When it comes between Circle and Square, true best friends “since they were a dot and a speck.” Each shape is anthropomorphized: stick-figure hands and feet, different types of eyes, stereotypical spectacles for the squarish “bookworm,” yellow-striped headband for Circle, who “knew how to rock and roll,” and cool blue forelock for the “bold and exciting Triangle.” Colors in retro-style digital illustrations look a little toned down from bright crayon colors but still pop. The basic shapes are echoed and sometimes combined in other illustration elements. Adults may want to point these out or ask young children to search for them (the four triangles in a grilled-cheese sandwich, a party hat), but this book also focuses on what happens when a new, third person changes the relationship of an established pair. The text and illustrations attempt to make these emotional changes (and the reactions to them) tangible, but they sometimes fail by using visual and verbal puns that will not be fully understood by child readers. When Square and Circle pull too hard on Triangle’s sides, the shape becomes “pointless” and Triangle’s body disappears, leaving only his facial features, for instance.
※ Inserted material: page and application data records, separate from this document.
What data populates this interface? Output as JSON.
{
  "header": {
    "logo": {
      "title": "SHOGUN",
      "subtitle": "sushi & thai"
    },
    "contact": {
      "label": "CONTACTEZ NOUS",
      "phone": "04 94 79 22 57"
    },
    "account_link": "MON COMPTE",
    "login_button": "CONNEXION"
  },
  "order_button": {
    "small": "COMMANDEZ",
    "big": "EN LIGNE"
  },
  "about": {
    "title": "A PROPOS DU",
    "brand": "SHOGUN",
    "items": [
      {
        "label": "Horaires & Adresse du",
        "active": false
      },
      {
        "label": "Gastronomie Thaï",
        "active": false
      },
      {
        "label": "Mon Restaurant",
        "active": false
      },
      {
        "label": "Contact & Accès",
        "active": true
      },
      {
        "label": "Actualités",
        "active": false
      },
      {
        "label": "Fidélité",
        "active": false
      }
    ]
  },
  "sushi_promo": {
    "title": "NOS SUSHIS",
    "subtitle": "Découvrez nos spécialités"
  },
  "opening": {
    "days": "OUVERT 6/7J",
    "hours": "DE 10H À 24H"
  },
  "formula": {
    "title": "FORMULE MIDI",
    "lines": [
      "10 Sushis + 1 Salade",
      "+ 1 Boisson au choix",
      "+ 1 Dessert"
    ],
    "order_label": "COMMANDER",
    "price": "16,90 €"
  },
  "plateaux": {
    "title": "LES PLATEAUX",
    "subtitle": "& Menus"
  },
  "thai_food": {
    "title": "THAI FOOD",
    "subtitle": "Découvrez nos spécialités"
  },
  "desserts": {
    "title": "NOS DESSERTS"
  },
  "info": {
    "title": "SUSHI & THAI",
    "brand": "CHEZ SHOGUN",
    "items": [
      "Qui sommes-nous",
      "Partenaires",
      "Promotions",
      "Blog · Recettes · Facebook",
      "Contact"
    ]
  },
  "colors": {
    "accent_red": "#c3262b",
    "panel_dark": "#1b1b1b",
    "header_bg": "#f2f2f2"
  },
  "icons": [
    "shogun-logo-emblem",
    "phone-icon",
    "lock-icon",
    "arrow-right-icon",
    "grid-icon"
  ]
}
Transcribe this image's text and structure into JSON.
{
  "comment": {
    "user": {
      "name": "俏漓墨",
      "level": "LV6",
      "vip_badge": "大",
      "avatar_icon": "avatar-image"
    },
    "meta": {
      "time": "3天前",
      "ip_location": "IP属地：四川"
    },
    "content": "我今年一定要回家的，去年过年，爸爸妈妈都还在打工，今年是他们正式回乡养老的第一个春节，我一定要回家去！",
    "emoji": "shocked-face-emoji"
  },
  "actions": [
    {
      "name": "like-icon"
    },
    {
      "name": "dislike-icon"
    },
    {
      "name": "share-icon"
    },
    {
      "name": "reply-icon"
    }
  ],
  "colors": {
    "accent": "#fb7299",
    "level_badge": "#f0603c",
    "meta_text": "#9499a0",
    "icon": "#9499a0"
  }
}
To solve the problem, Square repairs to the library and the lab, Circle trains hard, and they both work together to bring back their friend, forming “quite a trio.”
This sophisticated picture book works too hard at its important theme, but it may appeal to children of a mathematical bent. (Picture book. 5-7)